══ Extracted information

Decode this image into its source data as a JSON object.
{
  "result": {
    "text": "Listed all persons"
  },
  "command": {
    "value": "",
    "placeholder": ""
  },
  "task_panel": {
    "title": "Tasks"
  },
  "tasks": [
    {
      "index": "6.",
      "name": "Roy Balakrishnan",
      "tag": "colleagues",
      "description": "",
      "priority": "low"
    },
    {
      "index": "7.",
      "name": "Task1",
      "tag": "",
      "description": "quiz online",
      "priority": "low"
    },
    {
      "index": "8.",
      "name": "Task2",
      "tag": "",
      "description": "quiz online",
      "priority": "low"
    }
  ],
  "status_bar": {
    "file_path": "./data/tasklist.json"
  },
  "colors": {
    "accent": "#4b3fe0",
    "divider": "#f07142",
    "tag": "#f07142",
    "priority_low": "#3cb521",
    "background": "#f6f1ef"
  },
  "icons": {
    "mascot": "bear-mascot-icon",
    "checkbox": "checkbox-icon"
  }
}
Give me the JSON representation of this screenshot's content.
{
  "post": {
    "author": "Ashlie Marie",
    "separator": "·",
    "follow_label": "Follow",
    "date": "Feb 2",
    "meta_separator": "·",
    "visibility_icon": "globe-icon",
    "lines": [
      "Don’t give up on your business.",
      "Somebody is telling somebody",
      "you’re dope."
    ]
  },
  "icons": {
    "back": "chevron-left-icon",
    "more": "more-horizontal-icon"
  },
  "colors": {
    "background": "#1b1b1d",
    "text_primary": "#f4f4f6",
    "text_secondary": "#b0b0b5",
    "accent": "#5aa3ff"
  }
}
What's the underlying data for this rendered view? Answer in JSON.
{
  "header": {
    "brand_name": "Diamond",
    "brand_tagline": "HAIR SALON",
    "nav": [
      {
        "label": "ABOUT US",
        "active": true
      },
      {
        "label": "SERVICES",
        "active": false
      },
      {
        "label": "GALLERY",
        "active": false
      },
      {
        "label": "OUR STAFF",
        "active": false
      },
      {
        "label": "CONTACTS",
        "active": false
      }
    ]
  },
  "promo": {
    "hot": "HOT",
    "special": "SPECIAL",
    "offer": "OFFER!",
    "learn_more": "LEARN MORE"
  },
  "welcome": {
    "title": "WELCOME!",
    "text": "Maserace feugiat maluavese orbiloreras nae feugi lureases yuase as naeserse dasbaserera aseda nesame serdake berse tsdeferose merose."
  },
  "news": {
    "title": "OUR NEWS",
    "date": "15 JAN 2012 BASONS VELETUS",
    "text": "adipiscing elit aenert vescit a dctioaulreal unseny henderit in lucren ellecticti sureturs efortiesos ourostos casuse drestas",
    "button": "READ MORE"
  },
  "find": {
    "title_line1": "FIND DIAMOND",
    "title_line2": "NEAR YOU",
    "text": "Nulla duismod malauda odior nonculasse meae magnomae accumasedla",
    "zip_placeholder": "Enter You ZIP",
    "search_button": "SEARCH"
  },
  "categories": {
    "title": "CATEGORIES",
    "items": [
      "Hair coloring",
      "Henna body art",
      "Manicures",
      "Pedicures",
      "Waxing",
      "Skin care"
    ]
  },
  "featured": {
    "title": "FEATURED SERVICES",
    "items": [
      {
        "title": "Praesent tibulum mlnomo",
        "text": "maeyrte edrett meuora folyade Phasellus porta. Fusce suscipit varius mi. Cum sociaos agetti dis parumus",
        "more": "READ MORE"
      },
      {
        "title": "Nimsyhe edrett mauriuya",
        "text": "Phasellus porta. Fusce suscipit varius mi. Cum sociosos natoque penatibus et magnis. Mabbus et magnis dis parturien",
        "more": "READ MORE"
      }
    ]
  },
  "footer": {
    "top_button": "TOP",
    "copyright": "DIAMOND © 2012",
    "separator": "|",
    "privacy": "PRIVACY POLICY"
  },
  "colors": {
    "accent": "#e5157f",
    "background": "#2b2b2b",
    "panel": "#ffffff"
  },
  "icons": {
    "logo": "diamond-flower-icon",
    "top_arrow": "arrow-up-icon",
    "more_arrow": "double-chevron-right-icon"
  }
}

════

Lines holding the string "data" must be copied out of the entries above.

Solution to the exercise:
Decode this image into its source data as a JSON object.
    "file_path": "./data/tasklist.json"
What's the underlying data for this rendered view? Answer in JSON.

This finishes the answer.